Currently, Germany’s industry is not at the cutting edge of e-mobility and seems to be on the decline. 

ADVERTISEMENT

According to Germany's Federal Motor Transport Authority (KBA), almost 98% of cars are still powered by combustion engines, hence most analysts believe Germany's plan to get around 15 million electric vehicles on the road by 2030 is 'overambitious' and unachievable.

Due to budgetary constraints, German industry is not able to challenge China's market dominance, hence investments are being postponed. Maintaining an electric vehicle market share of almost 40%, China is forcing Germany to remain dependent on its manufactured goods like battery cells.

Budget crisis

In mid-November 2023, Germany's Constitutional Court overturned the government's reallocation of around €59.15 billion in COVID-19 loans for to revamp the economy. 

The government planned to use the budget to drag up the falling economy, yet the court's ruling blew a bigger hole in the government's plans.

ADVERTISEMENT

It had the added effect of causing a major uproar among consumers and entrepreneurs who weren't prepared for the economic blow.

Weather buffeting the economy

Adverse weather and climate change are likely to put a dampener on the German economy too.

The country witnessed heavy rainfall and widespread flooding last year, with such conditions expected to continue in 2024 as well. The downpours are partly due to the El Niño weather phenomenon, which causes more rain in low-lying regions. 

Such uneven weather patterns impact Germany's energy sector, particularly regarding oil and gas production.

ADVERTISEMENT

A spokesperson for Germany's National Meteorological Service said that El Niño is a "major influence that is not exactly predictable", adding to the uncertainty that is likely to wreak havoc with the German economy.
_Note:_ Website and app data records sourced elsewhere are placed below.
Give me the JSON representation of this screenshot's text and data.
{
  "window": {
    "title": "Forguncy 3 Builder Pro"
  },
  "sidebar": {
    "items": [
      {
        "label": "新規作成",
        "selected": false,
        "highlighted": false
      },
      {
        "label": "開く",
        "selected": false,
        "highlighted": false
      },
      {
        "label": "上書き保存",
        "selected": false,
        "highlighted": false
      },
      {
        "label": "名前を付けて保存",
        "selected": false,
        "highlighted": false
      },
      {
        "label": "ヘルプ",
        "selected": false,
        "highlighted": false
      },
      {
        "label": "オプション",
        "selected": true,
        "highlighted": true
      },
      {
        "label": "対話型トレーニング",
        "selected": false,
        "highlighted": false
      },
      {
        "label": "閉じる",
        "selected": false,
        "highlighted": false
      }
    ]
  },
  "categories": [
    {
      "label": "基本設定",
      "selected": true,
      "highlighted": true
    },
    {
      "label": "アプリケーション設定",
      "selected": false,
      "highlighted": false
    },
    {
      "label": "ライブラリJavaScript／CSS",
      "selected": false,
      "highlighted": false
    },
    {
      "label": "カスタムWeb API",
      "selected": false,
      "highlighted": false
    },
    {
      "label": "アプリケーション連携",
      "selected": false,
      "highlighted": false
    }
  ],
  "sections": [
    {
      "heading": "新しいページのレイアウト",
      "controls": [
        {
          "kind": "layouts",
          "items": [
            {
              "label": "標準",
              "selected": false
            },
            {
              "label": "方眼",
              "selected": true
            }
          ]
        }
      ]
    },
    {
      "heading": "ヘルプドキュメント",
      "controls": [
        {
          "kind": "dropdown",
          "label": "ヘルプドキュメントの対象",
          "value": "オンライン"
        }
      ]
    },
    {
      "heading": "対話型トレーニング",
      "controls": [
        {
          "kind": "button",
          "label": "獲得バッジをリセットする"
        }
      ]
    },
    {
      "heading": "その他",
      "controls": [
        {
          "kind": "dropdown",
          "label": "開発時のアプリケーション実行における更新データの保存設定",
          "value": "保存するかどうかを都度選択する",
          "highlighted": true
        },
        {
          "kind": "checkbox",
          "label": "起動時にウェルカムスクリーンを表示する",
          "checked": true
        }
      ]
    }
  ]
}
Together these five challenges do not present an exhaustive list of issues that the country might face in 2024. With three open geopolitical fronts - Russia-Ukraine, the Middle East war and the escalation in the Red Sea - the chance of another energy crisis always looms close.

Share this articleComments

You might also like